Segment Start: Given records

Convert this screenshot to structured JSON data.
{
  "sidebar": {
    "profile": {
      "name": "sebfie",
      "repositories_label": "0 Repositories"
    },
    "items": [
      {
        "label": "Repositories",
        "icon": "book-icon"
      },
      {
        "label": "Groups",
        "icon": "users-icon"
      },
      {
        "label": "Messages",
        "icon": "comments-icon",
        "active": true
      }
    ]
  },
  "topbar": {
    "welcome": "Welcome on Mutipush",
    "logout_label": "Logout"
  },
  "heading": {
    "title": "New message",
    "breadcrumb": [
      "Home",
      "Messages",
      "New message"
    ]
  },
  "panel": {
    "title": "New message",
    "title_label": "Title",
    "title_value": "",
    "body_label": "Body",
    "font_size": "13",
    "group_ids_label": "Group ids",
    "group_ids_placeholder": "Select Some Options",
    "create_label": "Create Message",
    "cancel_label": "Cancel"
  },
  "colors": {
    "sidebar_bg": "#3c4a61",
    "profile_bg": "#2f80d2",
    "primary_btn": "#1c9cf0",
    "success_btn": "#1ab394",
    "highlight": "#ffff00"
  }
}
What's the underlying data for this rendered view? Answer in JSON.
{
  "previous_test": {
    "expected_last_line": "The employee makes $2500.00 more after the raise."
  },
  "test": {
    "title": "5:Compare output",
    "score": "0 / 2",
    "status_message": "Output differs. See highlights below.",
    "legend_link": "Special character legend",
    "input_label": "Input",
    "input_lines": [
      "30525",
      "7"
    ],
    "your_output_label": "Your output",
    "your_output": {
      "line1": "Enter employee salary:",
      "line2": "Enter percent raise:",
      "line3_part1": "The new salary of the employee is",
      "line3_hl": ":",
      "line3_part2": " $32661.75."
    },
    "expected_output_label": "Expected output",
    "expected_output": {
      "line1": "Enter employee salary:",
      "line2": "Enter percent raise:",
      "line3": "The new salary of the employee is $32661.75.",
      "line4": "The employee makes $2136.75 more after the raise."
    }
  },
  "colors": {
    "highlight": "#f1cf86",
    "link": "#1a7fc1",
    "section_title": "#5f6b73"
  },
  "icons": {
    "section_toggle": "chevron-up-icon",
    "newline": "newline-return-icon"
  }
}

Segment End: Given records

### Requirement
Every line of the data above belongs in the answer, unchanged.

### Solution to the exercise
Convert this screenshot to structured JSON data.
{
  "sidebar": {
    "profile": {
      "name": "sebfie",
      "repositories_label": "0 Repositories"
    },
    "items": [
      {
        "label": "Repositories",
        "icon": "book-icon"
      },
      {
        "label": "Groups",
        "icon": "users-icon"
      },
      {
        "label": "Messages",
        "icon": "comments-icon",
        "active": true
      }
    ]
  },
  "topbar": {
    "welcome": "Welcome on Mutipush",
    "logout_label": "Logout"
  },
  "heading": {
    "title": "New message",
    "breadcrumb": [
      "Home",
      "Messages",
      "New message"
    ]
  },
  "panel": {
    "title": "New message",
    "title_label": "Title",
    "title_value": "",
    "body_label": "Body",
    "font_size": "13",
    "group_ids_label": "Group ids",
    "group_ids_placeholder": "Select Some Options",
    "create_label": "Create Message",
    "cancel_label": "Cancel"
  },
  "colors": {
    "sidebar_bg": "#3c4a61",
    "profile_bg": "#2f80d2",
    "primary_btn": "#1c9cf0",
    "success_btn": "#1ab394",
    "highlight": "#ffff00"
  }
}
What's the underlying data for this rendered view? Answer in JSON.
{
  "previous_test": {
    "expected_last_line": "The employee makes $2500.00 more after the raise."
  },
  "test": {
    "title": "5:Compare output",
    "score": "0 / 2",
    "status_message": "Output differs. See highlights below.",
    "legend_link": "Special character legend",
    "input_label": "Input",
    "input_lines": [
      "30525",
      "7"
    ],
    "your_output_label": "Your output",
    "your_output": {
      "line1": "Enter employee salary:",
      "line2": "Enter percent raise:",
      "line3_part1": "The new salary of the employee is",
      "line3_hl": ":",
      "line3_part2": " $32661.75."
    },
    "expected_output_label": "Expected output",
    "expected_output": {
      "line1": "Enter employee salary:",
      "line2": "Enter percent raise:",
      "line3": "The new salary of the employee is $32661.75.",
      "line4": "The employee makes $2136.75 more after the raise."
    }
  },
  "colors": {
    "highlight": "#f1cf86",
    "link": "#1a7fc1",
    "section_title": "#5f6b73"
  },
  "icons": {
    "section_toggle": "chevron-up-icon",
    "newline": "newline-return-icon"
  }
}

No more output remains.